----- Task inputs

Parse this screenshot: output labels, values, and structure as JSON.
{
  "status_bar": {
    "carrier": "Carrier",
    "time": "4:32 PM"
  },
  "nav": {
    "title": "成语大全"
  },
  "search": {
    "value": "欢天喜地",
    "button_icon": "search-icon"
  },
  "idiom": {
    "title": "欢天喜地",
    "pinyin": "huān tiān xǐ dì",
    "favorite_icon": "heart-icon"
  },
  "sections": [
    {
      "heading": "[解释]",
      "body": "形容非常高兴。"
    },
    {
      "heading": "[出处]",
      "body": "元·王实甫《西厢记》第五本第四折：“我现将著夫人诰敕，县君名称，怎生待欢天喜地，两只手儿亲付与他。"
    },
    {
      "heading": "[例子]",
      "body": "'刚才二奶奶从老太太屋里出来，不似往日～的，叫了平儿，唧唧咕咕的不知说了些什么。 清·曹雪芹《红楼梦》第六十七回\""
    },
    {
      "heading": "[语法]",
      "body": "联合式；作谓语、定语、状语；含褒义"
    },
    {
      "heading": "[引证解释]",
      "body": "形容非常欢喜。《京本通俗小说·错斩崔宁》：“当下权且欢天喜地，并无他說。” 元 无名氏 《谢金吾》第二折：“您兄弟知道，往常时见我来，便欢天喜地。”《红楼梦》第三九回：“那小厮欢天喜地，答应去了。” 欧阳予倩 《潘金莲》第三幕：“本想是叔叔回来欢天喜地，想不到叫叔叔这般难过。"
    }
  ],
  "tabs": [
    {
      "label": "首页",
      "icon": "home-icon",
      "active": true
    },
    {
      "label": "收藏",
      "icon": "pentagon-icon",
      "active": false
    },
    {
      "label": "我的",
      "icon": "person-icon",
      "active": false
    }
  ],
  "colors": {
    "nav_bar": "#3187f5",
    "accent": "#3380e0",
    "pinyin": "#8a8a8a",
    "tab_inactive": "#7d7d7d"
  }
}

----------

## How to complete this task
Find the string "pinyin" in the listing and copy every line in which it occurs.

## Answer area
    "pinyin": "huān tiān xǐ dì",
    "pinyin": "#8a8a8a",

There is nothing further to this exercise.